By Theresa Churchill
Decatur Herald & Review
MONTICELLO -- Dan Koenigs is a man who'd give you the shirt off his back.
Seconds after a basketball player smacked his nose on the floor during a recent scrimmage, Koenigs yanked his T-shirt over his head and handed it to the man to stanch the blood. Only then did he jog over to his gym bag for something else to put on.
His role coaching the Piatt County Golden Eagles basketball team for Special Olympics is but but one of many reasons the Piatt County Journal and Chamber of Commerce and Tourism named him Monticello's Citizen of the Year for 2017.
“He relates well with his players, and we're lucky to have him,” said Jackie Walk, Region 1 sports director for Special Olympics Illinois.
His team includes son Aaron, 15, who has high-functioning autism, but there's much more behind his dedication to helping than fatherly love.
First of all, he's a volunteer firefighter for the Cisco Fire Protection District, leads a weekly Bible study at Maple Point Assisted Living center and helps Piatt County residents who become homeowners through Habitat for Humanity and domestic violence victims supported by the Willow Tree Missions thrift store in Monticello.
“His name bubbled to the top this year as someone who gives back to the community without expecting anything in return,” said Denise Flaar, executive director of the Monticello Chamber. “You can't turn around and not see Dan helping out somewhere.”
Secondly, it's impossible to fully understand what drives Koenigs without going back to his time as an altar boy at St. John Vianney Catholic Church in Cambridge.
Spending the night at the rectory when he was 12, he said he awoke to discover his priest's hands on his body. It was the beginning of a sexually abusive relationship that went on for three years, during which time Koenigs said he also was abused by two other priests.
In 2002, after he and his family moved to Piatt County, Koenigs became one of the first Central Illinoisans to go public with his story as part of a burgeoning child sex abuse scandal stemming from news reports about pedophile priests who were shuffled around the Boston Archdiocese.
Koenigs decided to speak with me, then a reporter for the Herald & Review, because he thought it was the only way to make sure his former pastor would never be reinstated by the Catholic Diocese of Peoria, even on a part-time basis.
He went on to achieve more satisfaction than most victims of the scandal did.
Koenigs won an undisclosed settlement from the Peoria Diocese in 2005. Shortly afterward he saw his former pastor sentenced to 10 years in prison in Wisconsin, where the statute of limitations clock had stopped on allegations involving two overnight trips to Milwaukee when the man returned to Illinois in the early 1980s.
Yet this didn't keep Koenigs from hitting bottom afterward while tearing down his tent after a weekend of camping near Oakland.
“It was 95 degrees out, and I was grumbling to God about some stuff,” he said. “Then the fourth chapter of Proverbs came to me, and I understood it was time for me to figure out if I was going to be angry for the rest of my life or if I was going to focus on being a better husband, a better dad and a better person and move forward.”
The epiphany set Koenigs on a different path, one that is changing him.
The man I met in his 30s was clearly doing his best to deal with multiple emotions teaming just below the surface, while the man I saw the other day is 50, knows where he's going and doing his best to make his corner of the world a better place.
“It helps me as much as it helps others,” he said. “I'm at my best when I'm helping.”
Koenigs has been a substance abuse counselor at the Piatt County Mental Health Center for nearly 20 years and was nominated for Citizen of the Year by his boss, Executive Director Tony Kirkman.
“Dan is a blessing to this community,” Kirkman said. “His is an inspiring story of restoration.”
Koenigs kept his faith, but left the Catholic church in 2004 for Cisco United Methodist Church, mainly because so many of his friends go there.

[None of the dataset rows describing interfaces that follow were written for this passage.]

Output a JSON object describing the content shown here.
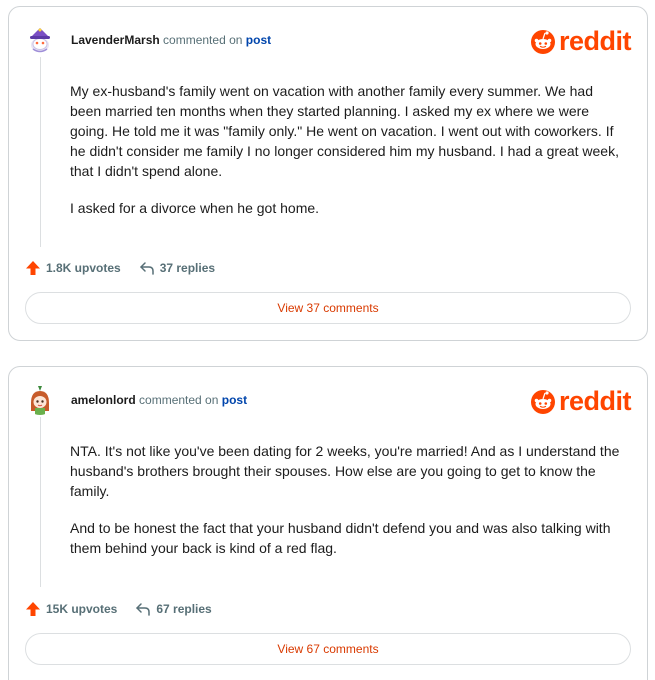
{
  "brand": {
    "name": "reddit",
    "color": "#ff4500"
  },
  "comments": [
    {
      "username": "LavenderMarsh",
      "commented_text": "commented on",
      "post_link": "post",
      "avatar_icon": "snoo-wizard-avatar",
      "paragraphs": [
        "My ex-husband's family went on vacation with another family every summer. We had been married ten months when they started planning. I asked my ex where we were going. He told me it was \"family only.\" He went on vacation. I went out with coworkers. If he didn't consider me family I no longer considered him my husband. I had a great week, that I didn't spend alone.",
        "I asked for a divorce when he got home."
      ],
      "upvotes": "1.8K upvotes",
      "replies": "37 replies",
      "view_button": "View 37 comments"
    },
    {
      "username": "amelonlord",
      "commented_text": "commented on",
      "post_link": "post",
      "avatar_icon": "snoo-redhead-avatar",
      "paragraphs": [
        "NTA. It's not like you've been dating for 2 weeks, you're married! And as I understand the husband's brothers brought their spouses. How else are you going to get to know the family.",
        "And to be honest the fact that your husband didn't defend you and was also talking with them behind your back is kind of a red flag."
      ],
      "upvotes": "15K upvotes",
      "replies": "67 replies",
      "view_button": "View 67 comments"
    }
  ]
}
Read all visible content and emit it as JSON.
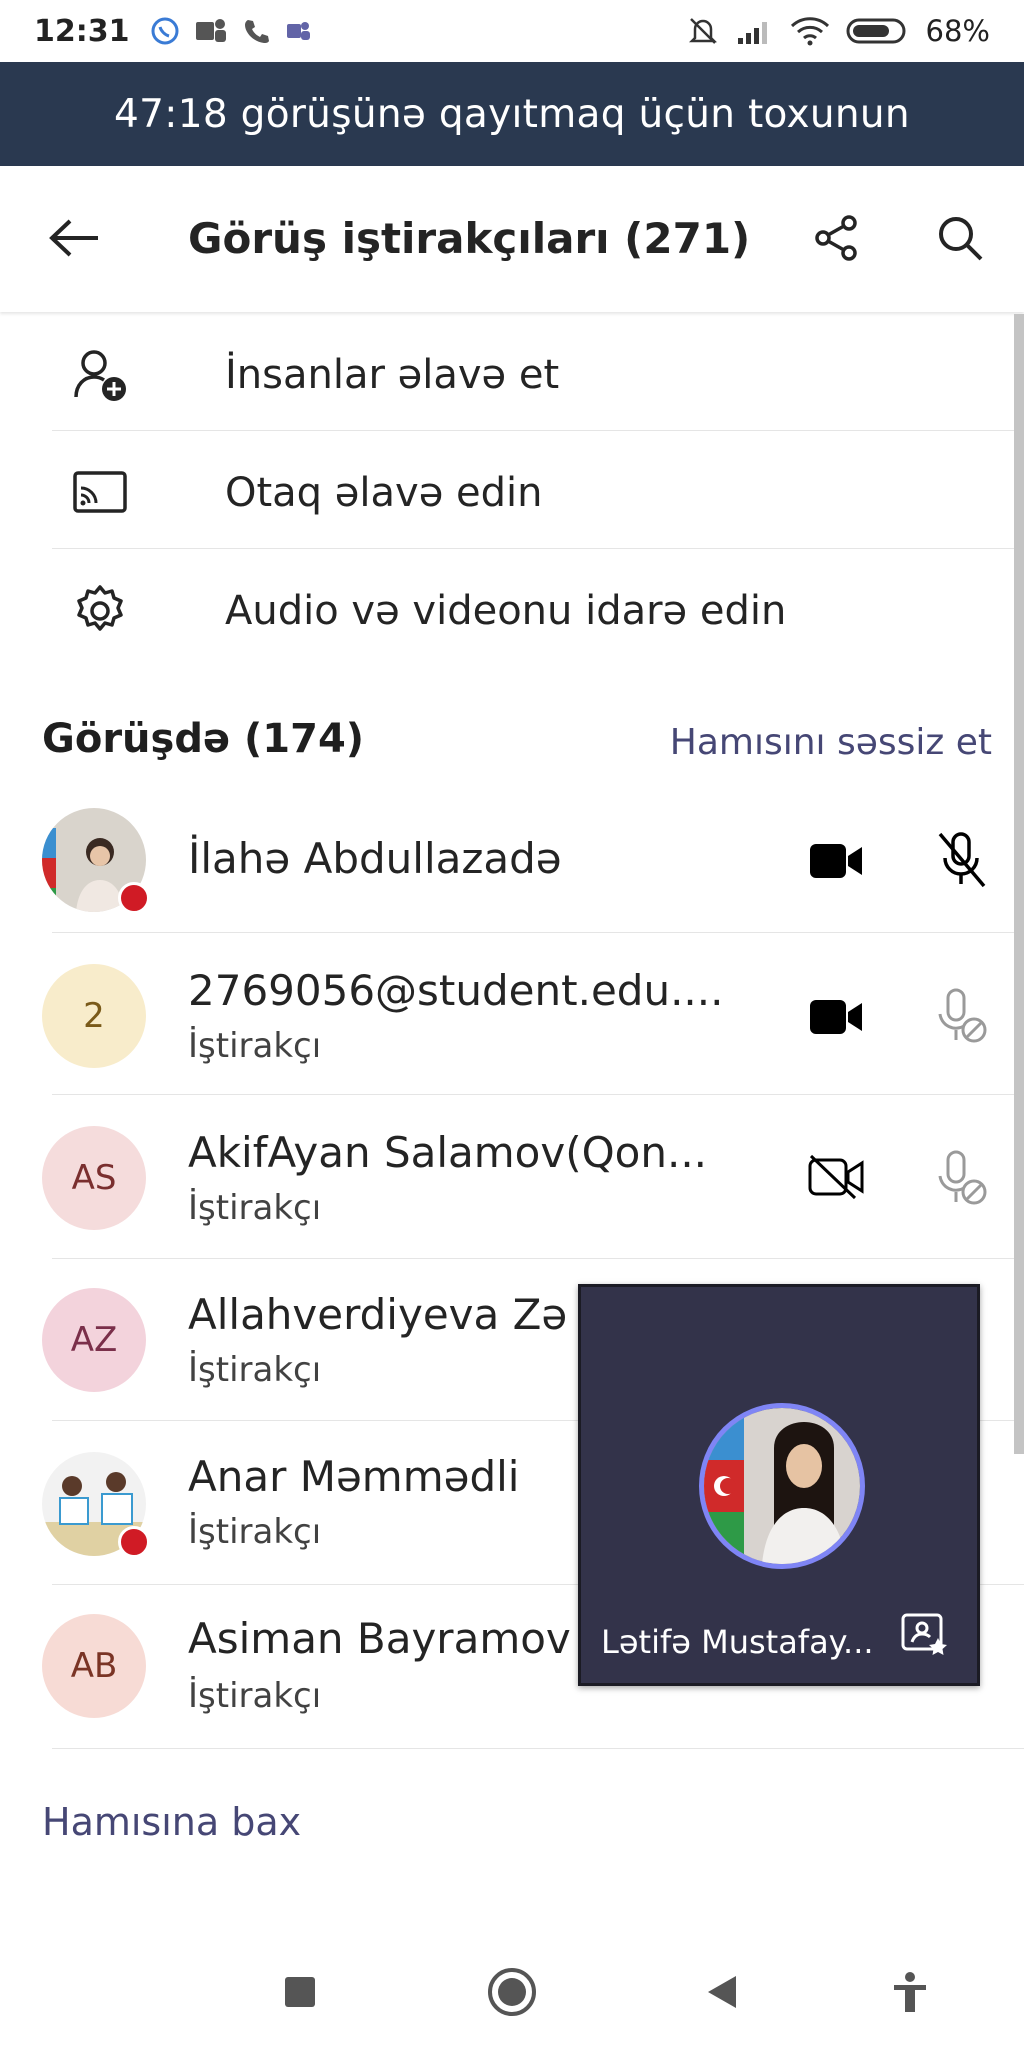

He's since become a lay leader, not only for his own congregation but also for the Sangamon River District of the Illinois Great Rivers Conference of The United Methodist Church.
When you think about it, his reasons for accepting my recent interview request aren't all that different from what motivated him 16 years ago.
“I really pray this helps someone,” Koenigs said. “God gets the credit for where I am today, and I hope my story gives others hope.”
(Reprinted with permission from the March 10 issue of the Decatur Herald & Review, www.herald-review.com)